> _WHAT THE TASK ASKS_: Set the following entries down again exactly, line by line.
_ _ _ _
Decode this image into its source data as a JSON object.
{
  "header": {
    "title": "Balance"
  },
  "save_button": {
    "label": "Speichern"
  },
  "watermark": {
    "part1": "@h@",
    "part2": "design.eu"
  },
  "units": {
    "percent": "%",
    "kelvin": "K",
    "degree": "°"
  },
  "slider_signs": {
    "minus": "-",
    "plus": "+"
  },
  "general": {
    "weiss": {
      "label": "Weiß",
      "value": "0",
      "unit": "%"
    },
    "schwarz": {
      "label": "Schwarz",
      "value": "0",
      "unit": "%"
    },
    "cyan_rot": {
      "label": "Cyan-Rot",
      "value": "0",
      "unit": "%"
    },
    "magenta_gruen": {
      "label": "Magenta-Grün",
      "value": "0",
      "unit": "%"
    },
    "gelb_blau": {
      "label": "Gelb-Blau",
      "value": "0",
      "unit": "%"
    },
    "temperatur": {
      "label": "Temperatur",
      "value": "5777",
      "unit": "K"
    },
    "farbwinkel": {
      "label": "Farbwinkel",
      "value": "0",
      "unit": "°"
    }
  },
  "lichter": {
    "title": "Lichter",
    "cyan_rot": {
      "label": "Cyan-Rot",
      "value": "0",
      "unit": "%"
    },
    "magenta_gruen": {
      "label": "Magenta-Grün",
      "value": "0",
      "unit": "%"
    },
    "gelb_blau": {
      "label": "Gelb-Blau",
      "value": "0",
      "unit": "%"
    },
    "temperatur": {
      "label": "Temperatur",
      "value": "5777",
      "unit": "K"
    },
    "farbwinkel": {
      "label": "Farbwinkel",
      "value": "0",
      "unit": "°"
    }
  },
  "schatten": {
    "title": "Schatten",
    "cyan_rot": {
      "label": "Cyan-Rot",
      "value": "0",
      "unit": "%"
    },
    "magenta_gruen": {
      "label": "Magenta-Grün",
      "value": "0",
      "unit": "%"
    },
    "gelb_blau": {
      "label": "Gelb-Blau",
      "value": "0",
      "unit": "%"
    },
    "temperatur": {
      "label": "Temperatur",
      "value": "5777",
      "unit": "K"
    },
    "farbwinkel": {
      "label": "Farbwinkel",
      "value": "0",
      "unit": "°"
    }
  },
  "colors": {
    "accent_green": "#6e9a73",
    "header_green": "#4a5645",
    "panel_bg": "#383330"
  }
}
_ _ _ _
> _RESULT OF THE TASK_:
Decode this image into its source data as a JSON object.
{
  "header": {
    "title": "Balance"
  },
  "save_button": {
    "label": "Speichern"
  },
  "watermark": {
    "part1": "@h@",
    "part2": "design.eu"
  },
  "units": {
    "percent": "%",
    "kelvin": "K",
    "degree": "°"
  },
  "slider_signs": {
    "minus": "-",
    "plus": "+"
  },
  "general": {
    "weiss": {
      "label": "Weiß",
      "value": "0",
      "unit": "%"
    },
    "schwarz": {
      "label": "Schwarz",
      "value": "0",
      "unit": "%"
    },
    "cyan_rot": {
      "label": "Cyan-Rot",
      "value": "0",
      "unit": "%"
    },
    "magenta_gruen": {
      "label": "Magenta-Grün",
      "value": "0",
      "unit": "%"
    },
    "gelb_blau": {
      "label": "Gelb-Blau",
      "value": "0",
      "unit": "%"
    },
    "temperatur": {
      "label": "Temperatur",
      "value": "5777",
      "unit": "K"
    },
    "farbwinkel": {
      "label": "Farbwinkel",
      "value": "0",
      "unit": "°"
    }
  },
  "lichter": {
    "title": "Lichter",
    "cyan_rot": {
      "label": "Cyan-Rot",
      "value": "0",
      "unit": "%"
    },
    "magenta_gruen": {
      "label": "Magenta-Grün",
      "value": "0",
      "unit": "%"
    },
    "gelb_blau": {
      "label": "Gelb-Blau",
      "value": "0",
      "unit": "%"
    },
    "temperatur": {
      "label": "Temperatur",
      "value": "5777",
      "unit": "K"
    },
    "farbwinkel": {
      "label": "Farbwinkel",
      "value": "0",
      "unit": "°"
    }
  },
  "schatten": {
    "title": "Schatten",
    "cyan_rot": {
      "label": "Cyan-Rot",
      "value": "0",
      "unit": "%"
    },
    "magenta_gruen": {
      "label": "Magenta-Grün",
      "value": "0",
      "unit": "%"
    },
    "gelb_blau": {
      "label": "Gelb-Blau",
      "value": "0",
      "unit": "%"
    },
    "temperatur": {
      "label": "Temperatur",
      "value": "5777",
      "unit": "K"
    },
    "farbwinkel": {
      "label": "Farbwinkel",
      "value": "0",
      "unit": "°"
    }
  },
  "colors": {
    "accent_green": "#6e9a73",
    "header_green": "#4a5645",
    "panel_bg": "#383330"
  }
}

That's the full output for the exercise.